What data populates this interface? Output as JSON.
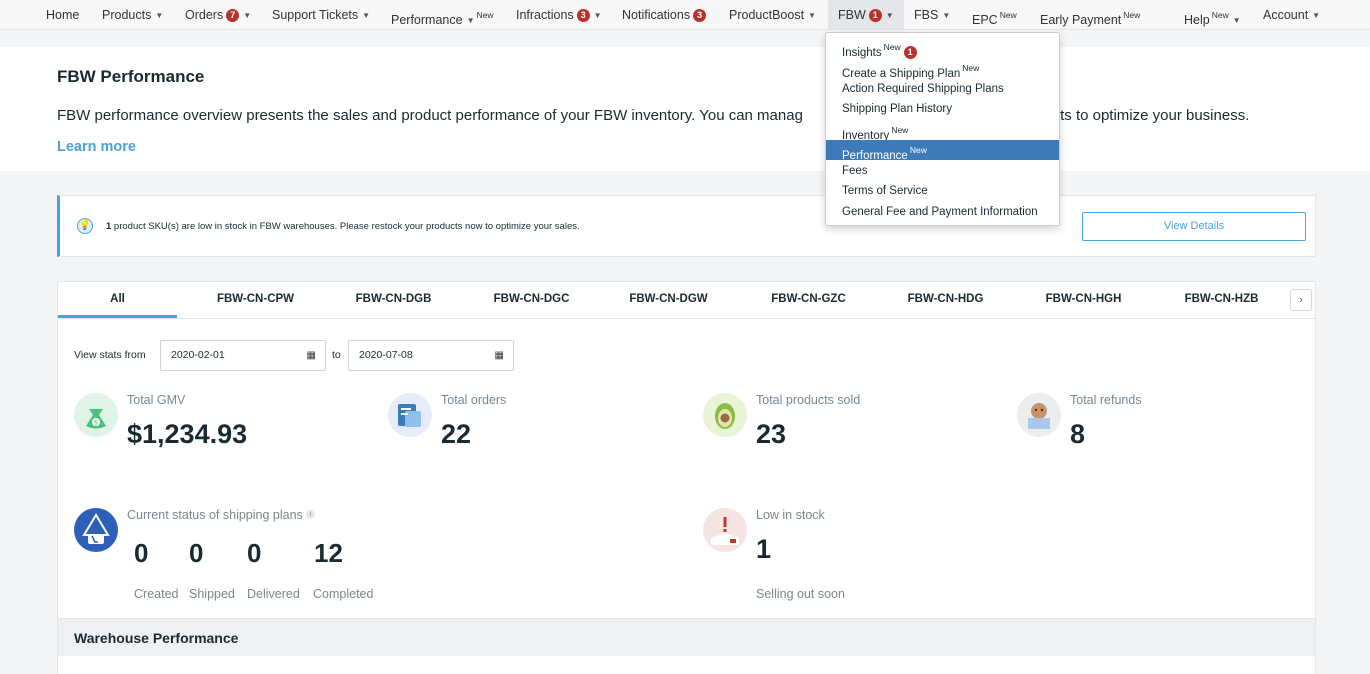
{
  "nav": {
    "home": "Home",
    "products": "Products",
    "orders": "Orders",
    "orders_badge": "7",
    "support": "Support Tickets",
    "performance": "Performance",
    "new": "New",
    "infractions": "Infractions",
    "infractions_badge": "3",
    "notifications": "Notifications",
    "notifications_badge": "3",
    "productboost": "ProductBoost",
    "fbw": "FBW",
    "fbw_badge": "1",
    "fbs": "FBS",
    "epc": "EPC",
    "early_payment": "Early Payment",
    "help": "Help",
    "account": "Account"
  },
  "header": {
    "title": "FBW Performance",
    "description": "FBW performance overview presents the sales and product performance of your FBW inventory. You can manag",
    "description_end": "ducts to optimize your business.",
    "learn_more": "Learn more"
  },
  "alert": {
    "count": "1",
    "text": " product SKU(s) are low in stock in FBW warehouses. Please restock your products now to optimize your sales.",
    "button": "View Details"
  },
  "tabs": [
    "All",
    "FBW-CN-CPW",
    "FBW-CN-DGB",
    "FBW-CN-DGC",
    "FBW-CN-DGW",
    "FBW-CN-GZC",
    "FBW-CN-HDG",
    "FBW-CN-HGH",
    "FBW-CN-HZB"
  ],
  "filters": {
    "view_stats_from": "View stats from",
    "from_date": "2020-02-01",
    "to": "to",
    "to_date": "2020-07-08"
  },
  "stats": {
    "gmv_label": "Total GMV",
    "gmv_value": "$1,234.93",
    "orders_label": "Total orders",
    "orders_value": "22",
    "sold_label": "Total products sold",
    "sold_value": "23",
    "refunds_label": "Total refunds",
    "refunds_value": "8",
    "shipping_label": "Current status of shipping plans",
    "shipping_info": "i",
    "created": "0",
    "shipped": "0",
    "delivered": "0",
    "completed": "12",
    "created_label": "Created",
    "shipped_label": "Shipped",
    "delivered_label": "Delivered",
    "completed_label": "Completed",
    "low_stock_label": "Low in stock",
    "low_stock_value": "1",
    "low_stock_sub": "Selling out soon"
  },
  "warehouse": {
    "title": "Warehouse Performance"
  },
  "dropdown": {
    "insights": "Insights",
    "insights_badge": "1",
    "create_plan": "Create a Shipping Plan",
    "action_required": "Action Required Shipping Plans",
    "history": "Shipping Plan History",
    "inventory": "Inventory",
    "performance": "Performance",
    "fees": "Fees",
    "tos": "Terms of Service",
    "general_fee": "General Fee and Payment Information"
  },
  "colors": {
    "accent": "#4aa3d6",
    "badge": "#b8312f",
    "selected": "#3d7ab8"
  }
}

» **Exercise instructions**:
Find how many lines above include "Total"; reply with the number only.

» **Task answer**:
4